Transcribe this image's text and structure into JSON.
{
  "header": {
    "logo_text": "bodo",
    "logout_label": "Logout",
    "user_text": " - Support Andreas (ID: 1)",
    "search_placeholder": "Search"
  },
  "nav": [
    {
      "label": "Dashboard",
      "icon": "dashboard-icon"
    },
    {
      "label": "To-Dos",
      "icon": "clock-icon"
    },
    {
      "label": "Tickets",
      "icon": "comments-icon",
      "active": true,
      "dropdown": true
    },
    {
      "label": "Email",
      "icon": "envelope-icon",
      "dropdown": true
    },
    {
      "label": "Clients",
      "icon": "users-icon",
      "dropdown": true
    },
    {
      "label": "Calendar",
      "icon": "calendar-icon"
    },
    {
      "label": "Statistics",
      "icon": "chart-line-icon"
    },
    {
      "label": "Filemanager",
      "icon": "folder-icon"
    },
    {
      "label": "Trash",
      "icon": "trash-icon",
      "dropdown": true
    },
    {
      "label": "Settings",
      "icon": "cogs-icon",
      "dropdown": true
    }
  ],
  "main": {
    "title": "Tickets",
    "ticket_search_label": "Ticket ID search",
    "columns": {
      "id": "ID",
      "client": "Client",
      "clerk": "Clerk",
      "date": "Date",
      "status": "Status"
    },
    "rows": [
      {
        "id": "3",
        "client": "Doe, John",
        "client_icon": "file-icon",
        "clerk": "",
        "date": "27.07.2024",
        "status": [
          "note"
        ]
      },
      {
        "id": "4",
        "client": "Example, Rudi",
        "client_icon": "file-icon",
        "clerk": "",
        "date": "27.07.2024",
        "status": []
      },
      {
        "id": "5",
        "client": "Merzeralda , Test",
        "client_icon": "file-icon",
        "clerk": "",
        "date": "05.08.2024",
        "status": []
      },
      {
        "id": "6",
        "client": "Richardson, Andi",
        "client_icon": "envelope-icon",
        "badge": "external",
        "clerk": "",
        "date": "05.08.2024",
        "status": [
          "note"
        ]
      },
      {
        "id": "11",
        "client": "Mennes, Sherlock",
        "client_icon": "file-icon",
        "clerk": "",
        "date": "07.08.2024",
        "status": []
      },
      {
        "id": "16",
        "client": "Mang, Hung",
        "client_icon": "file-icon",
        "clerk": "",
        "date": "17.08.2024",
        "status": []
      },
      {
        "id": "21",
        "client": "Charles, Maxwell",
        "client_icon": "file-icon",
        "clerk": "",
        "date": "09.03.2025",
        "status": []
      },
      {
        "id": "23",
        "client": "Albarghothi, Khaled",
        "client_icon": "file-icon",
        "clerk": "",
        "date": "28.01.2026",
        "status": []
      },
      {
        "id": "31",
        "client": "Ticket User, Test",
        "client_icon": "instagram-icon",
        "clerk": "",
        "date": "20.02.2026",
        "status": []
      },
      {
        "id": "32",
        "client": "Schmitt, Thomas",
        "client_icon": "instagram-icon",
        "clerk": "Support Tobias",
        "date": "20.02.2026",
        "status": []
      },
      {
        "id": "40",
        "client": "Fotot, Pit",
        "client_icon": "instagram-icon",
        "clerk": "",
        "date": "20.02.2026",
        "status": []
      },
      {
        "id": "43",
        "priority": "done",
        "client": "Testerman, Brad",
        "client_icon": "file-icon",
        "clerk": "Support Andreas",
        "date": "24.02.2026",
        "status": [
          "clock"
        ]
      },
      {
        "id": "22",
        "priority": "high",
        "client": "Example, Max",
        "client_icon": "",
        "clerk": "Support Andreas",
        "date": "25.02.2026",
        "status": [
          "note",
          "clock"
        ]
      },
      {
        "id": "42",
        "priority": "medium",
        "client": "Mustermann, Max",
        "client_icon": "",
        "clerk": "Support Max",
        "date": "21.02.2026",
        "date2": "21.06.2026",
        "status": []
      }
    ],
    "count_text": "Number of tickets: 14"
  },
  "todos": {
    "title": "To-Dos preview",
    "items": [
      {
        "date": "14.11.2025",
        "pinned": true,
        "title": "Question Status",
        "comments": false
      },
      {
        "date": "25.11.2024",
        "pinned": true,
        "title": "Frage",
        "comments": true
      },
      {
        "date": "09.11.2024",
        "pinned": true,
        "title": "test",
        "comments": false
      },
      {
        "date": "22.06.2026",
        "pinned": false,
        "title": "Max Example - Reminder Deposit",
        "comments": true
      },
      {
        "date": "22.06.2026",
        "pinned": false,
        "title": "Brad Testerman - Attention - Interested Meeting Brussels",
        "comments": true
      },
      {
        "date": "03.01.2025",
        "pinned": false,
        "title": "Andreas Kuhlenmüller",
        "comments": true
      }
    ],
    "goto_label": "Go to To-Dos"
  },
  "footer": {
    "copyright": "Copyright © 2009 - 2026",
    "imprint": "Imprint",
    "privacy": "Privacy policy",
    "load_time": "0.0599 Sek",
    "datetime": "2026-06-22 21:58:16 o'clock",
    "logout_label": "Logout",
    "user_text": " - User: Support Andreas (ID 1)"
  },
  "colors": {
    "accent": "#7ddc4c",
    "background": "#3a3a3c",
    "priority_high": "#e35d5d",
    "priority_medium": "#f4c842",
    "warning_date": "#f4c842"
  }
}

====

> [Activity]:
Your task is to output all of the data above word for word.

> [Exercise output]:
Transcribe this image's text and structure into JSON.
{
  "header": {
    "logo_text": "bodo",
    "logout_label": "Logout",
    "user_text": " - Support Andreas (ID: 1)",
    "search_placeholder": "Search"
  },
  "nav": [
    {
      "label": "Dashboard",
      "icon": "dashboard-icon"
    },
    {
      "label": "To-Dos",
      "icon": "clock-icon"
    },
    {
      "label": "Tickets",
      "icon": "comments-icon",
      "active": true,
      "dropdown": true
    },
    {
      "label": "Email",
      "icon": "envelope-icon",
      "dropdown": true
    },
    {
      "label": "Clients",
      "icon": "users-icon",
      "dropdown": true
    },
    {
      "label": "Calendar",
      "icon": "calendar-icon"
    },
    {
      "label": "Statistics",
      "icon": "chart-line-icon"
    },
    {
      "label": "Filemanager",
      "icon": "folder-icon"
    },
    {
      "label": "Trash",
      "icon": "trash-icon",
      "dropdown": true
    },
    {
      "label": "Settings",
      "icon": "cogs-icon",
      "dropdown": true
    }
  ],
  "main": {
    "title": "Tickets",
    "ticket_search_label": "Ticket ID search",
    "columns": {
      "id": "ID",
      "client": "Client",
      "clerk": "Clerk",
      "date": "Date",
      "status": "Status"
    },
    "rows": [
      {
        "id": "3",
        "client": "Doe, John",
        "client_icon": "file-icon",
        "clerk": "",
        "date": "27.07.2024",
        "status": [
          "note"
        ]
      },
      {
        "id": "4",
        "client": "Example, Rudi",
        "client_icon": "file-icon",
        "clerk": "",
        "date": "27.07.2024",
        "status": []
      },
      {
        "id": "5",
        "client": "Merzeralda , Test",
        "client_icon": "file-icon",
        "clerk": "",
        "date": "05.08.2024",
        "status": []
      },
      {
        "id": "6",
        "client": "Richardson, Andi",
        "client_icon": "envelope-icon",
        "badge": "external",
        "clerk": "",
        "date": "05.08.2024",
        "status": [
          "note"
        ]
      },
      {
        "id": "11",
        "client": "Mennes, Sherlock",
        "client_icon": "file-icon",
        "clerk": "",
        "date": "07.08.2024",
        "status": []
      },
      {
        "id": "16",
        "client": "Mang, Hung",
        "client_icon": "file-icon",
        "clerk": "",
        "date": "17.08.2024",
        "status": []
      },
      {
        "id": "21",
        "client": "Charles, Maxwell",
        "client_icon": "file-icon",
        "clerk": "",
        "date": "09.03.2025",
        "status": []
      },
      {
        "id": "23",
        "client": "Albarghothi, Khaled",
        "client_icon": "file-icon",
        "clerk": "",
        "date": "28.01.2026",
        "status": []
      },
      {
        "id": "31",
        "client": "Ticket User, Test",
        "client_icon": "instagram-icon",
        "clerk": "",
        "date": "20.02.2026",
        "status": []
      },
      {
        "id": "32",
        "client": "Schmitt, Thomas",
        "client_icon": "instagram-icon",
        "clerk": "Support Tobias",
        "date": "20.02.2026",
        "status": []
      },
      {
        "id": "40",
        "client": "Fotot, Pit",
        "client_icon": "instagram-icon",
        "clerk": "",
        "date": "20.02.2026",
        "status": []
      },
      {
        "id": "43",
        "priority": "done",
        "client": "Testerman, Brad",
        "client_icon": "file-icon",
        "clerk": "Support Andreas",
        "date": "24.02.2026",
        "status": [
          "clock"
        ]
      },
      {
        "id": "22",
        "priority": "high",
        "client": "Example, Max",
        "client_icon": "",
        "clerk": "Support Andreas",
        "date": "25.02.2026",
        "status": [
          "note",
          "clock"
        ]
      },
      {
        "id": "42",
        "priority": "medium",
        "client": "Mustermann, Max",
        "client_icon": "",
        "clerk": "Support Max",
        "date": "21.02.2026",
        "date2": "21.06.2026",
        "status": []
      }
    ],
    "count_text": "Number of tickets: 14"
  },
  "todos": {
    "title": "To-Dos preview",
    "items": [
      {
        "date": "14.11.2025",
        "pinned": true,
        "title": "Question Status",
        "comments": false
      },
      {
        "date": "25.11.2024",
        "pinned": true,
        "title": "Frage",
        "comments": true
      },
      {
        "date": "09.11.2024",
        "pinned": true,
        "title": "test",
        "comments": false
      },
      {
        "date": "22.06.2026",
        "pinned": false,
        "title": "Max Example - Reminder Deposit",
        "comments": true
      },
      {
        "date": "22.06.2026",
        "pinned": false,
        "title": "Brad Testerman - Attention - Interested Meeting Brussels",
        "comments": true
      },
      {
        "date": "03.01.2025",
        "pinned": false,
        "title": "Andreas Kuhlenmüller",
        "comments": true
      }
    ],
    "goto_label": "Go to To-Dos"
  },
  "footer": {
    "copyright": "Copyright © 2009 - 2026",
    "imprint": "Imprint",
    "privacy": "Privacy policy",
    "load_time": "0.0599 Sek",
    "datetime": "2026-06-22 21:58:16 o'clock",
    "logout_label": "Logout",
    "user_text": " - User: Support Andreas (ID 1)"
  },
  "colors": {
    "accent": "#7ddc4c",
    "background": "#3a3a3c",
    "priority_high": "#e35d5d",
    "priority_medium": "#f4c842",
    "warning_date": "#f4c842"
  }
}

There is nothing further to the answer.